Extreme heat and drought, Avian Flu, a disruption in the grain supply chain, and much more have caused some Thanksgiving staples to be a bit harder to come by.

“Prices are going up and things have kind of slowly increased. Some of the folks that started crops and things like that early in the spring, said that their plastics, fertilizers, and things have really gone up,” said Howard’s Harvest Market owner, Derek Howard.

And it isn’t just the big grocery stores feeling the hit, even local markets are starting to feel the pinch of inflation.

“We’re a little bit insulated from some of that. But of course, that does drive costs because there’s a lot more demand on the smaller local places, too,” Howard said. “We do see prices go up Absolutely on basic stuff, everything seems to go up a little bit.”

Howard says he’s been working to keep prices down as much as possible, to keep things fair for his customers, and still make a profit.

“That’s the hard math of it, if something goes up 50 cents or $1, and I raise my price 50 cents or $1, that comes out of the margin that I make,” said Howard.

Howard says that, while he can’t guarantee local prices will be cheaper than the big stores, he can promise quality.

“I don’t always want people to think that you’re going to come to my store or some other small store and find this for the absolute cheapest price because that seldom happens. But what we can do is often offer you something that is better quality for maybe just a little bit more,” Howard said.

It’s looking like those traveling by car this Thanksgiving may have an easier time financially but may find themselves stuck in some heavy traffic.

American Automobile Association is estimating 54.6 million people will travel 50 miles or more this holiday.
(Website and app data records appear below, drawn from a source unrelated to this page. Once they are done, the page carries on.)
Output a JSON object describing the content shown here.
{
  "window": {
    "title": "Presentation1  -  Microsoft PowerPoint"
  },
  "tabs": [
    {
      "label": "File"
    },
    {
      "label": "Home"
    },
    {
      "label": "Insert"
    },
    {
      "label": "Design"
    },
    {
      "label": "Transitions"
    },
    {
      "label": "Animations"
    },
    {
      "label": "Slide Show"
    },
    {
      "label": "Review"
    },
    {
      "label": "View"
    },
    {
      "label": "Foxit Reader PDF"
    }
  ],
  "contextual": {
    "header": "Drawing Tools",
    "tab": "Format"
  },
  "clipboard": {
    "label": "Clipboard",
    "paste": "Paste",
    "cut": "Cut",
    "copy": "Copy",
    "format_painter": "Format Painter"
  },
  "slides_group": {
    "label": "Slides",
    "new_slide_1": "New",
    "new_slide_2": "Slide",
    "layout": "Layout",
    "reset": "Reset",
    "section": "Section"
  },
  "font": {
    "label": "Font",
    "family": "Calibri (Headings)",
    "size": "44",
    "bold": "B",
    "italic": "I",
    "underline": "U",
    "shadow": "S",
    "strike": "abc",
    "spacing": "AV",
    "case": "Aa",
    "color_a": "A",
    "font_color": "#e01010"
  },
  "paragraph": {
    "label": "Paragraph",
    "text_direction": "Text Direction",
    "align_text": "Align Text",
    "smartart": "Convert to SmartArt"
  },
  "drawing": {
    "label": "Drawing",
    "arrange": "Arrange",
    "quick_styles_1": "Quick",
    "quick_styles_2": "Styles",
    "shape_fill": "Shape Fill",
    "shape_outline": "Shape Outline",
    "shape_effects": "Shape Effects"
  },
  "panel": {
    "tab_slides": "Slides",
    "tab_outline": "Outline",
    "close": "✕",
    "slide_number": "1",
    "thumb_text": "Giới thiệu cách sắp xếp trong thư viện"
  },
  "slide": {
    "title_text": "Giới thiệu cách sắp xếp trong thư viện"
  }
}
It’s a 1.5% increase from last year that borders on pre-pandemic numbers.

Drivers won’t have to worry too much about their wallets though.

AAA is reporting an 11-cent drop in gas prices nationwide, still, some of the highest prices since the association began tracking in 2000, but a welcome change.